  15. ^ Woo-hoo! A look at the 10 best 'Simpsons' episodes ever[permanent dead link], Press & Sun-Bulletin, 27 July 2007. "The genius of this joke is a child can laugh at it, but those who understand the allusion to Charles Dickens and the infinite monkey theorem can laugh on another level."
  16. ^ "Molson Monkeys", Advertising Age, June 1998
  17. ^ "A Troo Storee", episode guide: "Weasel tries to test the "monkeys typing Shakespeare" theorem".
  18. ^ Family Guy official website – script of the "Monkeys Writing Shakespeare" scene. Archived June 23, 2006, at the Wayback Machine
  19. ^ XFM archives "Season 1 Vol. 6", "Do you know what he said to me? I explained it to him, I said 'You've got an infinite number of monkeys, an infinite number of typewriters, they will type the complete works of Shakespeare.' He said, 'Have they read Shakespeare?'"
  20. ^ The Robot Chicken Wiki Archived 2011-09-30 at the Wayback Machine – Screenshot of Robot Chicken Stoopid Monkey production logo that refers to the Infinite Monkey Theorem
  21. ^ Episode transcript Archived 2007-11-12 at the Wayback Machine, at
  22. ^ "BBC Radio 4 - the Infinite Monkey Cage, Series 1".
  23. ^ Twitter Retrieved 2022-04-15. {{cite web}}: Missing or empty |title= (help)
  24. ^ "Dilbert Comic Strip on 1989-05-15 | Dilbert by Scott Adams".
  25. ^ Grant Morrison's Animal Man #8-26, Jonathan Woodward, "Issue #25, July '90: "Monkey Puzzles" […] The text in the typewriter is Morrison's script for this issue. The monkey, of course, is the famous one who, given an infinite amount of time, will eventually write out the complete Shakespeare, completely at random."
  26. ^ Animal Man, Book 3 – Deus Ex Machina (Paperback), scan of the book cover.
  27. ^ "FoxTrot by Bill Amend for October 09, 1998 - GoComics". GoComics.
  28. ^ ""Tom the Dancing Bug July 2008". Retrieved 2019-09-17.
  29. ^ "Google Chrome". Retrieved 2008-09-04.
  30. ^ "Parable of the Monkeys". Retrieved 2019-09-17.
  31. ^ S. Christey (1 April 2000). "RFC 2795: The Infinite Monkey Protocol Suite (IMPS)". Retrieved 2006-06-13.
  32. ^ "The articulate monkeys". Computer Music. Retrieved 2006-11-09.
  33. ^ "Infinite Monkey Project wants your texts". Pocket-lint. Retrieved 2006-11-09.
  34. ^ "The Infinite Monkey Project". Crossfire. Retrieved 2006-11-09.
  35. ^ "10th Page of Google Chrome comic book".
  36. ^ Flashback: Computer poetry from 1985, Al Fasoldt, The Syracuse Newspapers, 1985.
  37. ^ The date of 1960 is given in Monkeying Around with Text, Terry Butler, University of Alberta, Computing in the Humanities Working Papers, January 2007.

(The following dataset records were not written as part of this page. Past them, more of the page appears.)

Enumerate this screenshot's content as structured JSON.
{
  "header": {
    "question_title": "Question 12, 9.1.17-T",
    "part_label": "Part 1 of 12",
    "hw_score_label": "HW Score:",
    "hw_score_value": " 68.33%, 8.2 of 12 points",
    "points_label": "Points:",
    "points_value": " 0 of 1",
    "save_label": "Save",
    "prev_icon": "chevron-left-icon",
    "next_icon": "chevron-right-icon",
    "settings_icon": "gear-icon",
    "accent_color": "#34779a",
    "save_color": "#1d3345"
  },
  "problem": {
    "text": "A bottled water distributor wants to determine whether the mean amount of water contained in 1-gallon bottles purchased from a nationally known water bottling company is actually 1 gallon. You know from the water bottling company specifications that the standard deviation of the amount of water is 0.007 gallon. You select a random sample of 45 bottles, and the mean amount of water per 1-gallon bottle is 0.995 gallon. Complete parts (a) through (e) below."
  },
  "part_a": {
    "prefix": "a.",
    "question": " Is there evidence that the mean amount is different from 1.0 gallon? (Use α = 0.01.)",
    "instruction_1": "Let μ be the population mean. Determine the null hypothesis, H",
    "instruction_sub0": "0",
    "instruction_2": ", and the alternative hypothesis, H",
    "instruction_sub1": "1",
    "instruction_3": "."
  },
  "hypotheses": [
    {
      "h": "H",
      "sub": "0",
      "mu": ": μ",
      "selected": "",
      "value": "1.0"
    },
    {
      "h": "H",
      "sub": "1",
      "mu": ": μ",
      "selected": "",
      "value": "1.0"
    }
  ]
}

  38. ^ Mekons fansite – picture and commentary on the album and cover: "This unusual title was drawn from the axiom that, if you give a monkey a typewriter and an infinite amount of time, it would eventually produce the complete works of Shakespeare, a wry comment on the group's own musical ability. The rest of the Shakespeare quote appears on the Mekons Story". The last sentence refers to the later collection The Mekons Story, which included the song 'It Falleth Like Gentle Rain from Heaven'.

External links[edit]